Therefore because of our universe’s demonstrable fine tuning for life, theoretical physicists have oh so quietly abandoned empirical science for faith. “Some [physicists] feel relieved,” Lightman says. “Some feel like their lifelong ruminations have been pointless. And some remain deeply concerned, because there is no way they can prove [the multiverse]."
Appealing evangelistically to his scientific peers, Lightman says, "Not only must we accept that basic properties of our universe are accidental and uncalculable. In addition, we must believe in the existence of many other universes. But we have no conceivable way of observing these other universes and cannot prove their existence. . . . We must believe in what we cannot prove.” And so the multiverse, though a perennial boon to science fiction, is as whimsical a figure as the flying spaghetti monster.

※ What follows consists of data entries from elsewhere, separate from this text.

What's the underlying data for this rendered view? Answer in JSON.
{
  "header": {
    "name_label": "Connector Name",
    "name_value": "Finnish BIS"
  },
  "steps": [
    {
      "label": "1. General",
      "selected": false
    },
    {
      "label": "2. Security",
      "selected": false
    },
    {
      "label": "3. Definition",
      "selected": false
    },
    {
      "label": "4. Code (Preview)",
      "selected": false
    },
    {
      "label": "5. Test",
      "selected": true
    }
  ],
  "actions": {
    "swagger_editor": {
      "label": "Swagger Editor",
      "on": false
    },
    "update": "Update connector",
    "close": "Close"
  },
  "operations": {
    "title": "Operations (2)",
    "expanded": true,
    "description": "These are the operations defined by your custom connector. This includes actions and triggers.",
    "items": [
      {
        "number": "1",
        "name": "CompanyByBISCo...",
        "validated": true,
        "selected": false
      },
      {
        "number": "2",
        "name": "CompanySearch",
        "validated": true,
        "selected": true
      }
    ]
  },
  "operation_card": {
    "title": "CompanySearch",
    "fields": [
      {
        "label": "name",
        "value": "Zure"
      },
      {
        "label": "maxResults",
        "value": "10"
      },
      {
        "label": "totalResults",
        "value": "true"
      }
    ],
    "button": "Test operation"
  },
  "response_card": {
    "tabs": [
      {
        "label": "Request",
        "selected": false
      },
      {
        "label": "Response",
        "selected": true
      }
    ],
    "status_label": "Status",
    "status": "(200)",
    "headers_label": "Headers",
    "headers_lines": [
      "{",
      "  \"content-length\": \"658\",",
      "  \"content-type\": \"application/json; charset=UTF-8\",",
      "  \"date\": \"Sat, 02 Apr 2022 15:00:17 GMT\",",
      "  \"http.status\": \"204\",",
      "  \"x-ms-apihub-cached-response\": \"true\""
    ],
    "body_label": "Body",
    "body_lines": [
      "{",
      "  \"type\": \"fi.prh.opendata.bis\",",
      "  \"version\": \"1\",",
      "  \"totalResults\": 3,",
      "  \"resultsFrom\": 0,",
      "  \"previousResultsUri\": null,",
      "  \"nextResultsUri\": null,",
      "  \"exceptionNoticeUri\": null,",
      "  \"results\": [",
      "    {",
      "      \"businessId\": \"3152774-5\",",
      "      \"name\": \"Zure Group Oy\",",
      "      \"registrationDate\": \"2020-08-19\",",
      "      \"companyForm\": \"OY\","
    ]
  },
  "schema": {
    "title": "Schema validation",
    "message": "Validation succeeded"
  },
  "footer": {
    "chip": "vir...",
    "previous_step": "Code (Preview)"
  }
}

What a horrible state of affairs! For without the despotic threat of militant empiricism, the barbarians will most surely come. They will burn libraries in an inferno of anti-intellectualism. They will invoke and totemize the fine tuning of the universe to summon legions of theosophic spiritualisms. Eros will seduce reason, and governments will descend into a night of long knives. Heaven help us! The priesthood is forfeit. The public square lies open. Oh, Alan Lightman, how will they let you live?
Who would have expected it, but the so-called war between religion and science has been but a cordial tete-a-tete all this time. Kept under the watchful eye of white-cloaked science, the churches could relax. All those threats about secularism did but thin the ranks of the Elmer Gantry, allowing ecclesial powers to pay more attention to the faithful. Who needs the hard and divisive labor of doctrine, discipline, and exegetical homiletics when one can employ the far more friendly and quantitative techniques of psychology and business management? Church discipline, private rebuke, and public apologetics are not necessary when only the faithful attend. Science too has benefited. In public, religion has been a noteworthy and engaging sparring partner: good for putting scientists on best-seller lists and magazine covers; good for TED talks, speaker's fees, innumerable conference sessions, and humorous anecdotes (and the benefits flow both ways). In private, scientists haunted by the specter of Oppenheimer have been glad to have an ethical stopgap to keep the whole thing human.